Doupe said the shortlist was an “incredible group to be part of” and showed examples of the “amazing work going on across Canada.”
Doupe has received a lot of attention since receiving the award, but she said it’s the kids who deserve recognition, noting, “It was a lot of hard work for 15-year-olds.”
Spira said Doupe is an “incredible teacher” and Doupe’s class was her “favourite” in all of high school because of how engaging she was as a teacher.
“I was never bored in that class and I remember everything about my soldier and the wars,” Spira said.
“When she was up there teaching she just commanded the room” and it was always clear she was knowledgeable about the content.
Spira added she’s not the only one who feels this way – “everyone who was in my class loved that class.”
She said Doupe made a strong connection to her students and to history.
“Every day was a new engaging way of learning that I think worked for everyone,” said Spira.

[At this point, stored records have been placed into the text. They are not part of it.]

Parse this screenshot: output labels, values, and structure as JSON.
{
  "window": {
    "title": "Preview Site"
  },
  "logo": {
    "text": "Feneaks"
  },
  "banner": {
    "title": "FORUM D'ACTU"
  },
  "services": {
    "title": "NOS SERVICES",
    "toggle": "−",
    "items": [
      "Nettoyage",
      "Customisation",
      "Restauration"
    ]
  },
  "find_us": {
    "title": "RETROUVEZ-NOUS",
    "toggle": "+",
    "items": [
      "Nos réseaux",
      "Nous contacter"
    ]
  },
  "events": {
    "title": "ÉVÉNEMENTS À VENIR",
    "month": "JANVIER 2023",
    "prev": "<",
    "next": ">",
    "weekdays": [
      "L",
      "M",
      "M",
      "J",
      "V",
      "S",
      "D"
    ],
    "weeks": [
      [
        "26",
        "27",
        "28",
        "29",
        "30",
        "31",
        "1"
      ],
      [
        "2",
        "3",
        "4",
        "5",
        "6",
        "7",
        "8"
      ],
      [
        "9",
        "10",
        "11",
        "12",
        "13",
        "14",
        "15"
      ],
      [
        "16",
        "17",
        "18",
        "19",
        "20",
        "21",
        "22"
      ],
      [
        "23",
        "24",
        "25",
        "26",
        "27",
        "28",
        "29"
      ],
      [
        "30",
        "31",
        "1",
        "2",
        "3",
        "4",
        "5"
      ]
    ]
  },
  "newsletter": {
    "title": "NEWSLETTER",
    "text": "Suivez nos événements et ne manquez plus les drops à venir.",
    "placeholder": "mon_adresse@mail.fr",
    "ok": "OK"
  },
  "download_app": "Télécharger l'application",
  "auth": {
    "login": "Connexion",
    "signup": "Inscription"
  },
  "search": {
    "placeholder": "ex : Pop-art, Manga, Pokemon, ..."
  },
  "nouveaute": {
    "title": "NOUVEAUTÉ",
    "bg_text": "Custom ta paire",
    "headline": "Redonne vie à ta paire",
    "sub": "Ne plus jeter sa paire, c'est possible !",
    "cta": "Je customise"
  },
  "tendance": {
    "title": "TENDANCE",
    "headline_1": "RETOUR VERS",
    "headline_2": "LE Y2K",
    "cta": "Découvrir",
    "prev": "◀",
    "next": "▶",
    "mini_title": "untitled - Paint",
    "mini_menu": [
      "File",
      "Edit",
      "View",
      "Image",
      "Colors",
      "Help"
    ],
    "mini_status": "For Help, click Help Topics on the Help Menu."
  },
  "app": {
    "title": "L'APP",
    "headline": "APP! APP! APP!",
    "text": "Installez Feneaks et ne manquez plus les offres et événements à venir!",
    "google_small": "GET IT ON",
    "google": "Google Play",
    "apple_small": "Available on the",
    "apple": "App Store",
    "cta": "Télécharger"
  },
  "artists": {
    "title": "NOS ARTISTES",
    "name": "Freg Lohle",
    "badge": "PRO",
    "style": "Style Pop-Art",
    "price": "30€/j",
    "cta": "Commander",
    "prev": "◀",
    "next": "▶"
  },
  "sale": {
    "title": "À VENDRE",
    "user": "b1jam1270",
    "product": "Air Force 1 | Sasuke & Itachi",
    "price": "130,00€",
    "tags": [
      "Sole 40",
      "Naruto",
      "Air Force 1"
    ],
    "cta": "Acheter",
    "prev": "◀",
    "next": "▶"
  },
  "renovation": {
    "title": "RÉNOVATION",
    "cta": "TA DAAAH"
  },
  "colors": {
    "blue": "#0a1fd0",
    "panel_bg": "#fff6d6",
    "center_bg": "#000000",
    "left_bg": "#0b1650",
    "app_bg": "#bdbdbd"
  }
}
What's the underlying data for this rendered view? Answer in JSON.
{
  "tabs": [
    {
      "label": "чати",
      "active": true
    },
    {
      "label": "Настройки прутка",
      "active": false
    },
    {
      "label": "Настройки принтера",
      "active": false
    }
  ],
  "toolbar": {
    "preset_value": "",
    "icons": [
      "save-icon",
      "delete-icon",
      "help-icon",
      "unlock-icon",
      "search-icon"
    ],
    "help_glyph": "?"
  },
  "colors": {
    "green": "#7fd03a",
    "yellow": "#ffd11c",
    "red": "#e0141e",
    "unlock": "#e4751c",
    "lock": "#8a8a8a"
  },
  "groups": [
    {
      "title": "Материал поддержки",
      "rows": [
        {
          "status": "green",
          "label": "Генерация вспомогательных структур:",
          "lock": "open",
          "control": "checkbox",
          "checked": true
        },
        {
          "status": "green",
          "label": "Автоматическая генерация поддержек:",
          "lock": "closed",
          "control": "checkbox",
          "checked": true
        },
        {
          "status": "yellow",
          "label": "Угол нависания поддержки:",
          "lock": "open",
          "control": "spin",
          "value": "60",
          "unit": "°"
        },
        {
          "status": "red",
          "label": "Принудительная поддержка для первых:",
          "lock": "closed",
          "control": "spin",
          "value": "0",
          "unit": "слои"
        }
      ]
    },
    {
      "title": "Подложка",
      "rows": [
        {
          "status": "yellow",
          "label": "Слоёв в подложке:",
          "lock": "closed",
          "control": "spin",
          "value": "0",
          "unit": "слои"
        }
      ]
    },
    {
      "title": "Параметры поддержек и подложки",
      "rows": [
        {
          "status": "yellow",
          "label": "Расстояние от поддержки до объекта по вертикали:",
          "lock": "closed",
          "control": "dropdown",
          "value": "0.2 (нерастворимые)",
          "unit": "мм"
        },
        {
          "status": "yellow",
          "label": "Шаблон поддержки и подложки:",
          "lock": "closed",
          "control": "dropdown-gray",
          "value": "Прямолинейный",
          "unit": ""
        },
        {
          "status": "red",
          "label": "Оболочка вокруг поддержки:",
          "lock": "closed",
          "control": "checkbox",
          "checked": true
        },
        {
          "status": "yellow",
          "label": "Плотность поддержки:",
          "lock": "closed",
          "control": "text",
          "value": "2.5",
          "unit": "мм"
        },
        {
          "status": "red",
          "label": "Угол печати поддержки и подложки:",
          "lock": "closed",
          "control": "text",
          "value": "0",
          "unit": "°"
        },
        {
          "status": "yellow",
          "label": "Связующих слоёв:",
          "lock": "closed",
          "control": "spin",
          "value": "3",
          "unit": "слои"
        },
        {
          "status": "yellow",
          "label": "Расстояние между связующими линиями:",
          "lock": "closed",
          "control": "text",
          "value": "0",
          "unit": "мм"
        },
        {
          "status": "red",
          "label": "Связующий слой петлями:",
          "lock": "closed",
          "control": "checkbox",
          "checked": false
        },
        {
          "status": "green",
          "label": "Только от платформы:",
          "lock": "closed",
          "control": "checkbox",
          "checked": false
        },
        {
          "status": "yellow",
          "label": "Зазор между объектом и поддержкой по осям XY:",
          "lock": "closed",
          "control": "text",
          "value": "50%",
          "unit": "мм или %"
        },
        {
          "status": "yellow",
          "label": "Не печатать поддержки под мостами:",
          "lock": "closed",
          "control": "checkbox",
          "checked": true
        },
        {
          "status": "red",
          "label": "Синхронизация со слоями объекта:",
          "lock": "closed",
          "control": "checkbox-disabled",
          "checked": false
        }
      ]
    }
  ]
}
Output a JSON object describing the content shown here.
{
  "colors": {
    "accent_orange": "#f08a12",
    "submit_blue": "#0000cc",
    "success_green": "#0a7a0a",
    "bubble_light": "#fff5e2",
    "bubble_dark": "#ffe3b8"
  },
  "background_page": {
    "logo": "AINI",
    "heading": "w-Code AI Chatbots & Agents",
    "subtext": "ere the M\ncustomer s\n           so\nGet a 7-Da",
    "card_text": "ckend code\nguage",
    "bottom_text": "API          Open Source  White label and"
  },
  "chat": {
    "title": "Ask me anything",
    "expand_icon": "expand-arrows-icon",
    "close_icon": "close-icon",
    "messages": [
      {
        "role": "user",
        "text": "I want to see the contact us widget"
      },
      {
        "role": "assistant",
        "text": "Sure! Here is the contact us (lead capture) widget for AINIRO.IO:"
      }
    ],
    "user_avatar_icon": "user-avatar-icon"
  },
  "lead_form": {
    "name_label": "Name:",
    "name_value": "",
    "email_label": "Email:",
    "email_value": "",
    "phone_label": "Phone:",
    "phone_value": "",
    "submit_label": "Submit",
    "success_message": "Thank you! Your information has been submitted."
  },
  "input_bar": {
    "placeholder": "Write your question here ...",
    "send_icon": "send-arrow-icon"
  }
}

She added she was reminiscing with a classmate recently about how “Ms. Doupe got down on the ground, replicating what a view of a soldier would be.”
Now that students have researched each of the First World War soldiers on the Guelph cenotaph, Doupe has plans to expand the project into Wellington County.
She said many students at John F. Ross live in Guelph/Eramosa and Puslinch, so they will move on to names on the Rockwood cenotaph next, and the Aberfoyle cenotaph after that.
Doupe has dreams of compiling her students hard work into a digitized map so others can read about the soldiers they studied.
Doupe has taught at John F. Ross since 2007 and has lived in Fergus since 2006.
For more information about The Story of a Soldier project and the Governor General’s History Award for Excellence in teaching visit canadashistory.ca.